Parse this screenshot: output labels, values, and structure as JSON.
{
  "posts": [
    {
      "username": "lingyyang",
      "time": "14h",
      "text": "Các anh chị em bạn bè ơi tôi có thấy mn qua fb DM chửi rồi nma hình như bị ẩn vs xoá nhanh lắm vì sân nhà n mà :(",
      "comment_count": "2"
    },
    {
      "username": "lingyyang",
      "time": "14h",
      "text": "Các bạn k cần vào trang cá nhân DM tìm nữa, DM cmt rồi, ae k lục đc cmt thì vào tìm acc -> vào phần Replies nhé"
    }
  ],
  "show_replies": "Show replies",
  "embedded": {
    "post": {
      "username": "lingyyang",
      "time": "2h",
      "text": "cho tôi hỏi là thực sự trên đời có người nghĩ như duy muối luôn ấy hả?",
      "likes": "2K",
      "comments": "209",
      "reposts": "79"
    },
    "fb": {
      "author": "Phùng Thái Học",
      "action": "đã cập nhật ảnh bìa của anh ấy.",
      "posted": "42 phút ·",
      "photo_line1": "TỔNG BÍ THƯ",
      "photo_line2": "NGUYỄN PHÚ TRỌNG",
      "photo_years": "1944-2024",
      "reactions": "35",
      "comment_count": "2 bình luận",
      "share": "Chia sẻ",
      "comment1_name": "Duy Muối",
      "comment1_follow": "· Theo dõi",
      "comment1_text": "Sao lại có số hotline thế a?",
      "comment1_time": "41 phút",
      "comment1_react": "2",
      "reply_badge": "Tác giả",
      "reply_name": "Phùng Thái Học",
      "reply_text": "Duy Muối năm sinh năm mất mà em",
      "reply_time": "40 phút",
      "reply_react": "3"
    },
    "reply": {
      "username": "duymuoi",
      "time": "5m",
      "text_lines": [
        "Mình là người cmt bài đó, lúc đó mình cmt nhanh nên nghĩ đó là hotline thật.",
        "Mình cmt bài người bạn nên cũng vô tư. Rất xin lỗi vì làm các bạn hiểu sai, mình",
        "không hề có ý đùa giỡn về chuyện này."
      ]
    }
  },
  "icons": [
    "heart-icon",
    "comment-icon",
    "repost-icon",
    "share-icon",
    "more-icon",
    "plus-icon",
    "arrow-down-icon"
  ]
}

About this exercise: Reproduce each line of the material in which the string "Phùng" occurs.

Reply:
      "author": "Phùng Thái Học",
      "reply_name": "Phùng Thái Học",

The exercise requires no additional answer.